(Exercise goal): The full listing, word for word and free of images, is the expected result.

Records provided: Begin

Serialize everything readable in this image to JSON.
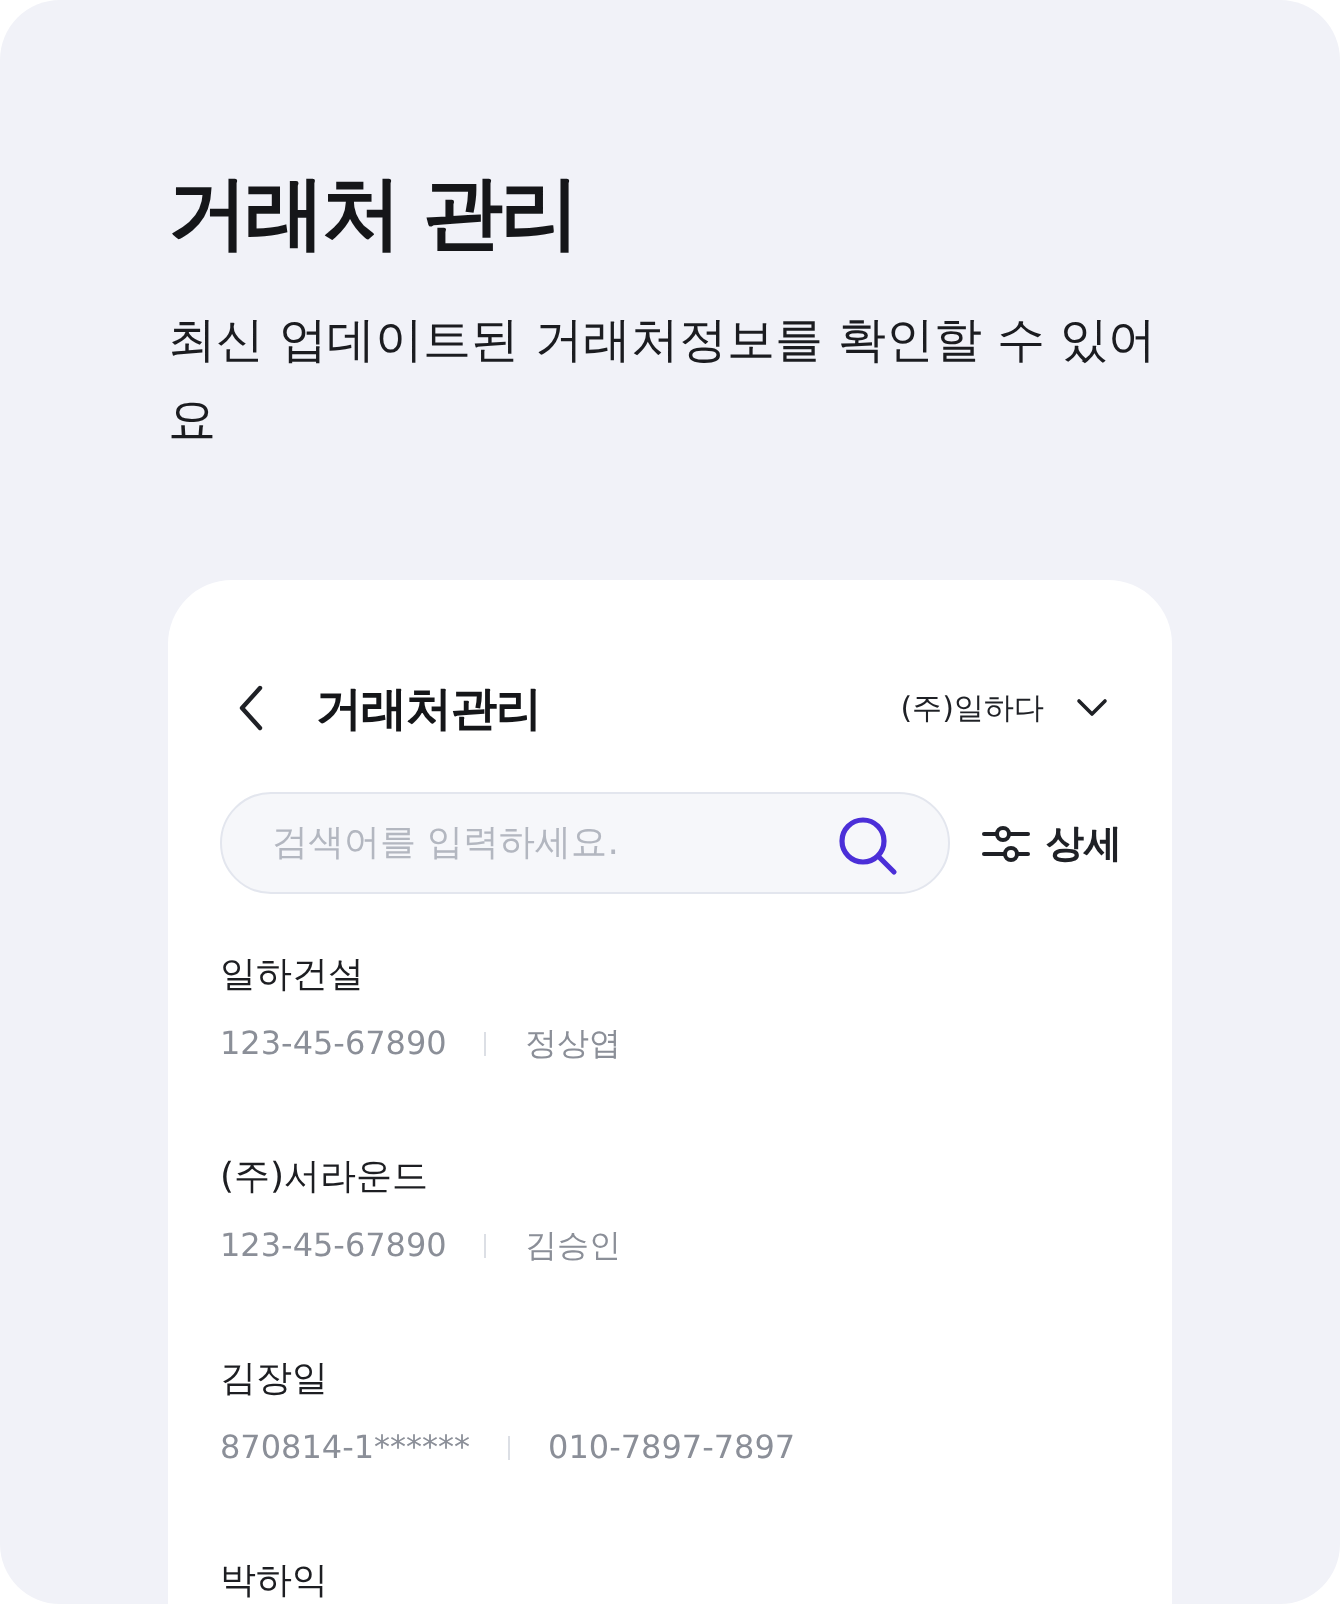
{
  "page": {
    "title": "거래처 관리",
    "subtitle": "최신 업데이트된 거래처정보를 확인할 수 있어요"
  },
  "app": {
    "title": "거래처관리",
    "company": "(주)일하다",
    "search": {
      "placeholder": "검색어를 입력하세요."
    },
    "filter_button": "상세",
    "partners": [
      {
        "name": "일하건설",
        "registration_number": "123-45-67890",
        "contact": "정상엽"
      },
      {
        "name": "(주)서라운드",
        "registration_number": "123-45-67890",
        "contact": "김승인"
      },
      {
        "name": "김장일",
        "registration_number": "870814-1******",
        "contact": "010-7897-7897"
      },
      {
        "name": "박하익"
      }
    ]
  }
}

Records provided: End

(Reply to the exercise):
Serialize everything readable in this image to JSON.
{
  "page": {
    "title": "거래처 관리",
    "subtitle": "최신 업데이트된 거래처정보를 확인할 수 있어요"
  },
  "app": {
    "title": "거래처관리",
    "company": "(주)일하다",
    "search": {
      "placeholder": "검색어를 입력하세요."
    },
    "filter_button": "상세",
    "partners": [
      {
        "name": "일하건설",
        "registration_number": "123-45-67890",
        "contact": "정상엽"
      },
      {
        "name": "(주)서라운드",
        "registration_number": "123-45-67890",
        "contact": "김승인"
      },
      {
        "name": "김장일",
        "registration_number": "870814-1******",
        "contact": "010-7897-7897"
      },
      {
        "name": "박하익"
      }
    ]
  }
}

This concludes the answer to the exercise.